● **WORK REQUEST**:
Only lines with the word "Ajustar" belong in the answer; copy them from the records below.

(Dataset excerpts)
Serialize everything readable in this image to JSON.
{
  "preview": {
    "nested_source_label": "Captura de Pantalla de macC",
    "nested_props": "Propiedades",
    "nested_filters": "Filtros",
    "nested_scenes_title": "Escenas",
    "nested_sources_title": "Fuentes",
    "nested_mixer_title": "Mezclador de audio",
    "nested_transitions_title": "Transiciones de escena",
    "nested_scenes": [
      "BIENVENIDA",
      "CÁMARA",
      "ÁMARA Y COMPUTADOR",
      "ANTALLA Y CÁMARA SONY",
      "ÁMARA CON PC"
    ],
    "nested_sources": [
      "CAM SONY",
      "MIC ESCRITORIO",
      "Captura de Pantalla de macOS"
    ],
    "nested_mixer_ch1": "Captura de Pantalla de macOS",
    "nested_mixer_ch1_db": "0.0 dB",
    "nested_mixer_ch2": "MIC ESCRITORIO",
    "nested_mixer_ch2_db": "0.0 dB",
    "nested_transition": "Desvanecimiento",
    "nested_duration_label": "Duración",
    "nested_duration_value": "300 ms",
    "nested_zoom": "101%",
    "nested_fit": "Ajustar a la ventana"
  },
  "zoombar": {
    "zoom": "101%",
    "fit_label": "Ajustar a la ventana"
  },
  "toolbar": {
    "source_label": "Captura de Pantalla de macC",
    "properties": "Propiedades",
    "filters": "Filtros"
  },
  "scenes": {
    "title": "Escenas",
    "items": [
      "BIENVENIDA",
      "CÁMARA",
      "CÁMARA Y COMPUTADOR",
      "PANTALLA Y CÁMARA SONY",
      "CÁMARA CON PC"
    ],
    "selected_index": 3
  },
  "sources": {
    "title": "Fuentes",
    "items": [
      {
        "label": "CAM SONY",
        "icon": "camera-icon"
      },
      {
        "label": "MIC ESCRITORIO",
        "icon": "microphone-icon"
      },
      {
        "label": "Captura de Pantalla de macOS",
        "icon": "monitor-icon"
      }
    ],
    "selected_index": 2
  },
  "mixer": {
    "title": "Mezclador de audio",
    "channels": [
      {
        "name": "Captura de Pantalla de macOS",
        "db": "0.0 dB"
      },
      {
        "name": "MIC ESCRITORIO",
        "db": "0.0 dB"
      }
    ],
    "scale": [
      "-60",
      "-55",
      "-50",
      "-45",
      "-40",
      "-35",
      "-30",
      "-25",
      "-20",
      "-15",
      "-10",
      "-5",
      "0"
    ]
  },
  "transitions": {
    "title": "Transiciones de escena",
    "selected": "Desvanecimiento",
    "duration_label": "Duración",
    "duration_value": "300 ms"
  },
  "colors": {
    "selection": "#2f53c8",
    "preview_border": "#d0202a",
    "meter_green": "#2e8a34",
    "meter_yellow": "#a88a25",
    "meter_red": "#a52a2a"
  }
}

● **WRITTEN ANSWER**:
    "nested_fit": "Ajustar a la ventana"
    "fit_label": "Ajustar a la ventana"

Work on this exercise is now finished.